## Task instructions
Copy every record exactly.

■ ■ ■

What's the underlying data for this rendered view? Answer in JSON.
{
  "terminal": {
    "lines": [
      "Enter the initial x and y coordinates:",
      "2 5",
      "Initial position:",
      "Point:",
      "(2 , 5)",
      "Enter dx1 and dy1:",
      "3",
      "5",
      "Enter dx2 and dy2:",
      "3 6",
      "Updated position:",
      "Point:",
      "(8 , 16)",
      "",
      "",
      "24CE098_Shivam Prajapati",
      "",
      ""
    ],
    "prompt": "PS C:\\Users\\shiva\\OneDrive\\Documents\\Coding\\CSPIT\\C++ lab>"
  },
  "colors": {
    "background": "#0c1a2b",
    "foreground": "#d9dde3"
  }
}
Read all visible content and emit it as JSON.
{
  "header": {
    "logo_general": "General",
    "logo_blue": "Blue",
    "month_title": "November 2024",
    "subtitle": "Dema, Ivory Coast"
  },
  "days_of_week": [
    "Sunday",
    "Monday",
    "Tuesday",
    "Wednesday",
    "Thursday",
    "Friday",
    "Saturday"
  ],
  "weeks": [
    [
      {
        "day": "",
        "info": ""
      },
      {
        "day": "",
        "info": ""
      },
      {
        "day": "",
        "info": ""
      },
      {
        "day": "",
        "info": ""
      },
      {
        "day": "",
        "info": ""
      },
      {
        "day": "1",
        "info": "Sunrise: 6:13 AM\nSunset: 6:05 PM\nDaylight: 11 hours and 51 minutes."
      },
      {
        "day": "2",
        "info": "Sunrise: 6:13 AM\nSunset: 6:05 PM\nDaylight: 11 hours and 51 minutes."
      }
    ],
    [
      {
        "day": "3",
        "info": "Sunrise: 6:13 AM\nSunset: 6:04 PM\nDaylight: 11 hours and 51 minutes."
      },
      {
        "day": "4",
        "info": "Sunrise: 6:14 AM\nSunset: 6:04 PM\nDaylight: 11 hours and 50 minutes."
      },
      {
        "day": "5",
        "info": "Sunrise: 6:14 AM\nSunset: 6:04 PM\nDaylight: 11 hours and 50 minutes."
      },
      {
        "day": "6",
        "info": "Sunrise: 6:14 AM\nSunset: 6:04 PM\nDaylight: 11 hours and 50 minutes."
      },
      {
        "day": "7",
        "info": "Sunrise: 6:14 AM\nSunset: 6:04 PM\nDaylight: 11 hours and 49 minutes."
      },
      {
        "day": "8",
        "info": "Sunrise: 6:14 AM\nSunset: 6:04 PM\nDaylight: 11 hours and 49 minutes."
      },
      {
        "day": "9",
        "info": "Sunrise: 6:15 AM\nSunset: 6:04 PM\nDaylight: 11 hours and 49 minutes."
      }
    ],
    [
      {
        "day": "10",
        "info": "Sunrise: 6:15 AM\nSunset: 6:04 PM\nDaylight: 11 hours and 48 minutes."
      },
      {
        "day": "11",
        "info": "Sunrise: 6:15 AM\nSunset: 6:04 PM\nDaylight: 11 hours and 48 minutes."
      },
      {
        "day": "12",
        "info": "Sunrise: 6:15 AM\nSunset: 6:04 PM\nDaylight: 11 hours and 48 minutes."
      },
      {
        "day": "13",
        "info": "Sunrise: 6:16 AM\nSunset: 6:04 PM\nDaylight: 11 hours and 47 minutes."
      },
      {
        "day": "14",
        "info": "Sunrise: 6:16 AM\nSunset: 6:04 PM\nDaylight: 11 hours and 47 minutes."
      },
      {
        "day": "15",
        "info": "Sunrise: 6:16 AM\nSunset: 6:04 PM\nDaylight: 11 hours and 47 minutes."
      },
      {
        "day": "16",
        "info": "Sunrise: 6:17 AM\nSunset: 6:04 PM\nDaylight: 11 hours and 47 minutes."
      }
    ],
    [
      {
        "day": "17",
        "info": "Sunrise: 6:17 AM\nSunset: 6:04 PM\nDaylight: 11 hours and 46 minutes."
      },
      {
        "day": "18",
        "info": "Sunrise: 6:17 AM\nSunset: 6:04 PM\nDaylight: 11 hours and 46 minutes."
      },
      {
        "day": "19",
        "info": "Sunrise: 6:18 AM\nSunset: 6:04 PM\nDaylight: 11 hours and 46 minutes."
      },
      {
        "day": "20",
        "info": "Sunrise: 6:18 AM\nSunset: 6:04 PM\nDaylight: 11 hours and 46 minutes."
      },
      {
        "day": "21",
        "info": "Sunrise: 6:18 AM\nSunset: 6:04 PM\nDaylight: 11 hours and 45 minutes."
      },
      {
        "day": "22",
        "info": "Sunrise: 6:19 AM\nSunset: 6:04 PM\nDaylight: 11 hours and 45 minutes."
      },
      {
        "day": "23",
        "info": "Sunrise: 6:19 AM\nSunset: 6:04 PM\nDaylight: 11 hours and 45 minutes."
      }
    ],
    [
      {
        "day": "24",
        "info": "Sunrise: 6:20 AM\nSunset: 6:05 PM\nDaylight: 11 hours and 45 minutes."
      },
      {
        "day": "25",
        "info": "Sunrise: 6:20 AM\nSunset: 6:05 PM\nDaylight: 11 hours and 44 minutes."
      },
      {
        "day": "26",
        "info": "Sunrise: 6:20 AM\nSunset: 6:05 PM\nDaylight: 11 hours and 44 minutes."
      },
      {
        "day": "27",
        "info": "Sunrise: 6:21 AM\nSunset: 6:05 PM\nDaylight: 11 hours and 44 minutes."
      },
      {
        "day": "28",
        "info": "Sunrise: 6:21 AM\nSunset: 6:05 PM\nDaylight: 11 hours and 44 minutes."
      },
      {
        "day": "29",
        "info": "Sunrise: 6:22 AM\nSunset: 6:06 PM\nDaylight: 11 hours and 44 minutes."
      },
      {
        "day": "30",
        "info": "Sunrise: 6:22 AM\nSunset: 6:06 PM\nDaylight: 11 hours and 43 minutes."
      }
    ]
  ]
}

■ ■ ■

## Response area
What's the underlying data for this rendered view? Answer in JSON.
{
  "terminal": {
    "lines": [
      "Enter the initial x and y coordinates:",
      "2 5",
      "Initial position:",
      "Point:",
      "(2 , 5)",
      "Enter dx1 and dy1:",
      "3",
      "5",
      "Enter dx2 and dy2:",
      "3 6",
      "Updated position:",
      "Point:",
      "(8 , 16)",
      "",
      "",
      "24CE098_Shivam Prajapati",
      "",
      ""
    ],
    "prompt": "PS C:\\Users\\shiva\\OneDrive\\Documents\\Coding\\CSPIT\\C++ lab>"
  },
  "colors": {
    "background": "#0c1a2b",
    "foreground": "#d9dde3"
  }
}
Read all visible content and emit it as JSON.
{
  "header": {
    "logo_general": "General",
    "logo_blue": "Blue",
    "month_title": "November 2024",
    "subtitle": "Dema, Ivory Coast"
  },
  "days_of_week": [
    "Sunday",
    "Monday",
    "Tuesday",
    "Wednesday",
    "Thursday",
    "Friday",
    "Saturday"
  ],
  "weeks": [
    [
      {
        "day": "",
        "info": ""
      },
      {
        "day": "",
        "info": ""
      },
      {
        "day": "",
        "info": ""
      },
      {
        "day": "",
        "info": ""
      },
      {
        "day": "",
        "info": ""
      },
      {
        "day": "1",
        "info": "Sunrise: 6:13 AM\nSunset: 6:05 PM\nDaylight: 11 hours and 51 minutes."
      },
      {
        "day": "2",
        "info": "Sunrise: 6:13 AM\nSunset: 6:05 PM\nDaylight: 11 hours and 51 minutes."
      }
    ],
    [
      {
        "day": "3",
        "info": "Sunrise: 6:13 AM\nSunset: 6:04 PM\nDaylight: 11 hours and 51 minutes."
      },
      {
        "day": "4",
        "info": "Sunrise: 6:14 AM\nSunset: 6:04 PM\nDaylight: 11 hours and 50 minutes."
      },
      {
        "day": "5",
        "info": "Sunrise: 6:14 AM\nSunset: 6:04 PM\nDaylight: 11 hours and 50 minutes."
      },
      {
        "day": "6",
        "info": "Sunrise: 6:14 AM\nSunset: 6:04 PM\nDaylight: 11 hours and 50 minutes."
      },
      {
        "day": "7",
        "info": "Sunrise: 6:14 AM\nSunset: 6:04 PM\nDaylight: 11 hours and 49 minutes."
      },
      {
        "day": "8",
        "info": "Sunrise: 6:14 AM\nSunset: 6:04 PM\nDaylight: 11 hours and 49 minutes."
      },
      {
        "day": "9",
        "info": "Sunrise: 6:15 AM\nSunset: 6:04 PM\nDaylight: 11 hours and 49 minutes."
      }
    ],
    [
      {
        "day": "10",
        "info": "Sunrise: 6:15 AM\nSunset: 6:04 PM\nDaylight: 11 hours and 48 minutes."
      },
      {
        "day": "11",
        "info": "Sunrise: 6:15 AM\nSunset: 6:04 PM\nDaylight: 11 hours and 48 minutes."
      },
      {
        "day": "12",
        "info": "Sunrise: 6:15 AM\nSunset: 6:04 PM\nDaylight: 11 hours and 48 minutes."
      },
      {
        "day": "13",
        "info": "Sunrise: 6:16 AM\nSunset: 6:04 PM\nDaylight: 11 hours and 47 minutes."
      },
      {
        "day": "14",
        "info": "Sunrise: 6:16 AM\nSunset: 6:04 PM\nDaylight: 11 hours and 47 minutes."
      },
      {
        "day": "15",
        "info": "Sunrise: 6:16 AM\nSunset: 6:04 PM\nDaylight: 11 hours and 47 minutes."
      },
      {
        "day": "16",
        "info": "Sunrise: 6:17 AM\nSunset: 6:04 PM\nDaylight: 11 hours and 47 minutes."
      }
    ],
    [
      {
        "day": "17",
        "info": "Sunrise: 6:17 AM\nSunset: 6:04 PM\nDaylight: 11 hours and 46 minutes."
      },
      {
        "day": "18",
        "info": "Sunrise: 6:17 AM\nSunset: 6:04 PM\nDaylight: 11 hours and 46 minutes."
      },
      {
        "day": "19",
        "info": "Sunrise: 6:18 AM\nSunset: 6:04 PM\nDaylight: 11 hours and 46 minutes."
      },
      {
        "day": "20",
        "info": "Sunrise: 6:18 AM\nSunset: 6:04 PM\nDaylight: 11 hours and 46 minutes."
      },
      {
        "day": "21",
        "info": "Sunrise: 6:18 AM\nSunset: 6:04 PM\nDaylight: 11 hours and 45 minutes."
      },
      {
        "day": "22",
        "info": "Sunrise: 6:19 AM\nSunset: 6:04 PM\nDaylight: 11 hours and 45 minutes."
      },
      {
        "day": "23",
        "info": "Sunrise: 6:19 AM\nSunset: 6:04 PM\nDaylight: 11 hours and 45 minutes."
      }
    ],
    [
      {
        "day": "24",
        "info": "Sunrise: 6:20 AM\nSunset: 6:05 PM\nDaylight: 11 hours and 45 minutes."
      },
      {
        "day": "25",
        "info": "Sunrise: 6:20 AM\nSunset: 6:05 PM\nDaylight: 11 hours and 44 minutes."
      },
      {
        "day": "26",
        "info": "Sunrise: 6:20 AM\nSunset: 6:05 PM\nDaylight: 11 hours and 44 minutes."
      },
      {
        "day": "27",
        "info": "Sunrise: 6:21 AM\nSunset: 6:05 PM\nDaylight: 11 hours and 44 minutes."
      },
      {
        "day": "28",
        "info": "Sunrise: 6:21 AM\nSunset: 6:05 PM\nDaylight: 11 hours and 44 minutes."
      },
      {
        "day": "29",
        "info": "Sunrise: 6:22 AM\nSunset: 6:06 PM\nDaylight: 11 hours and 44 minutes."
      },
      {
        "day": "30",
        "info": "Sunrise: 6:22 AM\nSunset: 6:06 PM\nDaylight: 11 hours and 43 minutes."
      }
    ]
  ]
}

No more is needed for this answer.